Oyedemi, S.O., Okoh, A. I., Mabinya, L.V., Pirochenva, G., Afolayan, A.J. (2009) The proposed mechanism of bactericidal action of eugenol, α-terpineol and γ -terpinene against Listeria. Afr J biotechnol. 8:7, 1280-1286.

Ozcan, M. & Chalchat, J.C. (2004) Aroma profile of thymus vulgaris L. growing wild in turkey. Bulig J plant physiol. 30(3-4), 68-73.

Pintore, G., Usai, M., Bradesi, P., Juliano, C., Boatto, G., Tomi, F. (2002) Chemical composition and antimicrobial activity of Rosmarinus officinalis L. oil from Sardinia and Corsica. Flavour fragr J.17, 15-19.

Pistelli, L., Giorgi, I. (2012). Antimicrobial properties of flavonoids. Dietry phytochemicals and microbes. Springer Netherlands.33-91.

Snoussi, M., Hajlaoui, H., Noumi, E., Usai, D., Sechi, L.A., Zanetti, S., Bakhrouf, S. (2008) In-vitro anti-Vibrio spp. activity and chemical composition of some Tunisian aromatic plants. World J Microb Biot. 24:12, 3071-3076

Sun, B., Richardo-Da-Silvia, J.M., Spranger, I. (1998) Critical factors of vanillin assay for catechins and proanthocyanidins. J Agric Food Chem. 46, 4267–4274.

Viuda-Martos, M., Ruíz-Navajas, Y., Fernández-López, J., Pérez-Álvarez, J.A. (2007) Chemical Composition of the Essential Oils Obtained from Some Spices Widely Used in mediterranean Region. Acta Chem Slov. 54, 921–926.

Wannes, W. A., Mhamdi, B., & Marzouk, B. (2009). Variations in essential oil and fatty acid composition during Myrtus communis var. italica fruit maturation. Food Chemistry, 112(3), 621-626.

Yadegarinia, D., Gachkar, L., Rezaei, Mb., Taghizadeh, M., Asteneh, Sa., Rasooli, I. (2006) Biochemical activities of Iranien Mentha piperita L. and Myrtus communis L. essential oils. Phytochemistry. 67:12, 1249-1255.

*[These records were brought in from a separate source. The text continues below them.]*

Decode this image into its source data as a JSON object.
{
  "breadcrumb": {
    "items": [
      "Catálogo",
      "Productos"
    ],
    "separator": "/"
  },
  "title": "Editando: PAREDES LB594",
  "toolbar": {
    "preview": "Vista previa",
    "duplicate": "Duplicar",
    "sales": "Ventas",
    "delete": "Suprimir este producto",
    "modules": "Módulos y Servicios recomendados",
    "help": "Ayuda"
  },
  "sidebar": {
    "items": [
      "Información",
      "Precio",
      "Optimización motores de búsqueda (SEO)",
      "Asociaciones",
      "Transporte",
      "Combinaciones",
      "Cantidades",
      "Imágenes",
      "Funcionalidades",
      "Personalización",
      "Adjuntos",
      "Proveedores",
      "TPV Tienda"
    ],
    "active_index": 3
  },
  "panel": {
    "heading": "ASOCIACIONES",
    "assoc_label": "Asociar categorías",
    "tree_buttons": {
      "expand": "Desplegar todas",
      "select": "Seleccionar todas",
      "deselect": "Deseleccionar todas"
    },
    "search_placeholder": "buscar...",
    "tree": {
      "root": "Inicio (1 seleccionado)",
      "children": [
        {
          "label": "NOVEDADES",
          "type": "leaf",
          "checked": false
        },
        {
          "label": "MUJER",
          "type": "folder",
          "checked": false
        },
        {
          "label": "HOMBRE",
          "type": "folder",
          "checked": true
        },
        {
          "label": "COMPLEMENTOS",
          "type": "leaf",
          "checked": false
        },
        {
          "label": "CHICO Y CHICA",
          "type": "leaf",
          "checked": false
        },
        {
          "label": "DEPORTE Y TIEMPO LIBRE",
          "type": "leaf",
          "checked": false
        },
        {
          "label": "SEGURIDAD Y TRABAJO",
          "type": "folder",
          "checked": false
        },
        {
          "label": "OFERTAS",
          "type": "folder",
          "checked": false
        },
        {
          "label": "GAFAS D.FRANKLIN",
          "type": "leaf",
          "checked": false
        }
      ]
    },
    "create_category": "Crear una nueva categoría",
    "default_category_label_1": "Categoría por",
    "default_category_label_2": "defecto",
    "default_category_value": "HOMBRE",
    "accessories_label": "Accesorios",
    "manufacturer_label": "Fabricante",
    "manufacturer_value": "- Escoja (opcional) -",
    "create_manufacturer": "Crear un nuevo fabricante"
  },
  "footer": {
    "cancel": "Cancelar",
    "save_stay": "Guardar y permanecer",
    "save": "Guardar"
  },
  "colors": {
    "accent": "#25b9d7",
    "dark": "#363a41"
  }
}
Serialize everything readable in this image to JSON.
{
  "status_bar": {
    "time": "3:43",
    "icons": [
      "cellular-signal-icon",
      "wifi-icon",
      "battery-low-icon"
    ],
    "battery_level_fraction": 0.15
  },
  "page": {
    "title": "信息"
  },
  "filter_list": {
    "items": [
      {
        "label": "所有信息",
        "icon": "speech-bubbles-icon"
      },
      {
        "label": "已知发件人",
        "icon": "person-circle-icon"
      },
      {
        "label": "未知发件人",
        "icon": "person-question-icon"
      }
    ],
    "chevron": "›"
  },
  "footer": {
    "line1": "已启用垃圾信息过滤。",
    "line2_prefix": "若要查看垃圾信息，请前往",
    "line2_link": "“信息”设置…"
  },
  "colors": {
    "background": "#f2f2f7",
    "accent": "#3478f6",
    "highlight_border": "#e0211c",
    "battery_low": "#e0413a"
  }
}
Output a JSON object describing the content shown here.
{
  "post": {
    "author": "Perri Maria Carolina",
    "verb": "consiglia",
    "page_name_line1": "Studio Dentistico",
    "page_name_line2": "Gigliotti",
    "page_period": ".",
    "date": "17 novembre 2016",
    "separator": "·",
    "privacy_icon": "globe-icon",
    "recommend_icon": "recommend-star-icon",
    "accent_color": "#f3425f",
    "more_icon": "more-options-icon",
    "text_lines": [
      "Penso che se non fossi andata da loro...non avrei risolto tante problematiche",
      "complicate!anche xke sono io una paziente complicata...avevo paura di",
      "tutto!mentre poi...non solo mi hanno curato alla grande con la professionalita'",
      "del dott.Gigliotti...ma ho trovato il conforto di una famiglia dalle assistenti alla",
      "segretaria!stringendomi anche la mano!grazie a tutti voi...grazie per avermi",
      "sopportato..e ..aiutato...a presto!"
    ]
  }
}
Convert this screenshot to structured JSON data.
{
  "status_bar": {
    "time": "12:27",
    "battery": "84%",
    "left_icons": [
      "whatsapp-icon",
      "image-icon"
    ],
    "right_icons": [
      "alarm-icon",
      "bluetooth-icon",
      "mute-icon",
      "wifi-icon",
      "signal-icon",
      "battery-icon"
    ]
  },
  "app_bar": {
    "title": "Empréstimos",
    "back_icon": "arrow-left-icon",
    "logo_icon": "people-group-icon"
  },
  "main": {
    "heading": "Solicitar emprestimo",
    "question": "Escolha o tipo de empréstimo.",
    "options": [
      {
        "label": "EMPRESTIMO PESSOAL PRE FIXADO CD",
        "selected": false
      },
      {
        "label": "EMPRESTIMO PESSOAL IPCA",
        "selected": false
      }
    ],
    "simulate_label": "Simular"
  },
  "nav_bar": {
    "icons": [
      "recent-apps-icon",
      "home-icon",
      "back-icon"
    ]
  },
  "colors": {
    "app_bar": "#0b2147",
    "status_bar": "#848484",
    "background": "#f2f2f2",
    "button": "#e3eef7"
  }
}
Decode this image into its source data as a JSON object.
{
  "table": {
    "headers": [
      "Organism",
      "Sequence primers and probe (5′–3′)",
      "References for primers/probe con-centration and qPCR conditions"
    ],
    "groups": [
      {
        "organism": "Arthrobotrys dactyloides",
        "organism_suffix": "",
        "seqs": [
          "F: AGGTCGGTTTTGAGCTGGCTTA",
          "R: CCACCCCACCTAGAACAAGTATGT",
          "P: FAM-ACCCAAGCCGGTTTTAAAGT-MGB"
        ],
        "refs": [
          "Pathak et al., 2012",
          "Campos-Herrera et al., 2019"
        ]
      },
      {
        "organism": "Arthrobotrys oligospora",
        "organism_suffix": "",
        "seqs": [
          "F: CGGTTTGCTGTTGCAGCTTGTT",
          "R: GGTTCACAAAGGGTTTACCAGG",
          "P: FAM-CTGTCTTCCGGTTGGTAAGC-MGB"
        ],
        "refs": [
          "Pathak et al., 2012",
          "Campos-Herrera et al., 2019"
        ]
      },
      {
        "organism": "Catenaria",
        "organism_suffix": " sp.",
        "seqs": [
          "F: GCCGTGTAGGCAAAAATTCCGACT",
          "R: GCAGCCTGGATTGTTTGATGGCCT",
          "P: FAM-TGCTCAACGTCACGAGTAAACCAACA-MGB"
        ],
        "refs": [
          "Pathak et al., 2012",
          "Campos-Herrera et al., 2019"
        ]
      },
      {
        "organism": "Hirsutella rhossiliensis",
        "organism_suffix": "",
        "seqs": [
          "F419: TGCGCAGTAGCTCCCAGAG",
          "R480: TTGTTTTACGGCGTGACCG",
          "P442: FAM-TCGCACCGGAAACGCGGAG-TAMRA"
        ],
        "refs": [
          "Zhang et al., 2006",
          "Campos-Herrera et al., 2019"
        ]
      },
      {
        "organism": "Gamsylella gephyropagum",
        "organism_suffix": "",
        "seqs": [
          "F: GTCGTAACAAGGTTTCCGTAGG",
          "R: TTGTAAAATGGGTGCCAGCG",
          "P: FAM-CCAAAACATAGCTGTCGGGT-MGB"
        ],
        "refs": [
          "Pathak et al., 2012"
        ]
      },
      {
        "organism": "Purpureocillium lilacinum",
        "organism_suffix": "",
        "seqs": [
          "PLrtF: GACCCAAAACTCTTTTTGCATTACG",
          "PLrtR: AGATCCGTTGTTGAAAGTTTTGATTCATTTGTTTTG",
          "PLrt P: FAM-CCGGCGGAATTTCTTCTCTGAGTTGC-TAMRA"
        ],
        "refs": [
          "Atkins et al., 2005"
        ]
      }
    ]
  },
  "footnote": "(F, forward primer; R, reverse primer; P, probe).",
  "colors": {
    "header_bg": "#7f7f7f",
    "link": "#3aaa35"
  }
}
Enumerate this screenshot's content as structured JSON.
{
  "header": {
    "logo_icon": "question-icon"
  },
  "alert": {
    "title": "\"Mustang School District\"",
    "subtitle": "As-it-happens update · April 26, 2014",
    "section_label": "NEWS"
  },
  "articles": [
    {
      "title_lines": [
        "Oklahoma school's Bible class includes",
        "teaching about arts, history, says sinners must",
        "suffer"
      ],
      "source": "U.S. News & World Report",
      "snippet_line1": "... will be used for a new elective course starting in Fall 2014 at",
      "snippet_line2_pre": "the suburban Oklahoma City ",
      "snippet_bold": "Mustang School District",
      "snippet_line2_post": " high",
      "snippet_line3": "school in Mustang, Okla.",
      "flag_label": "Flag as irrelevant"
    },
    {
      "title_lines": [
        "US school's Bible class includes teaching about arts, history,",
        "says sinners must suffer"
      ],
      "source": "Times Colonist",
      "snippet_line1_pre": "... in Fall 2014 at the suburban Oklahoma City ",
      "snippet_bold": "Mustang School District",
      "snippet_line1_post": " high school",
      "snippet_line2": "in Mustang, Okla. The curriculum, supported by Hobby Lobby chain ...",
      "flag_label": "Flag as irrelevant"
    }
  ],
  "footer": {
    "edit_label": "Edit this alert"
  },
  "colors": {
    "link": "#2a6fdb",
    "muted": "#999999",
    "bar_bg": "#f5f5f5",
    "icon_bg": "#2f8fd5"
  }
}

Zaouali, Y. & Bousaid, M. (2008) Isozymes markers and volatile in Tunisian Rosmarinus officinalis L.: a comparative analysis of populations. Biochem syst ecol. 36,11-2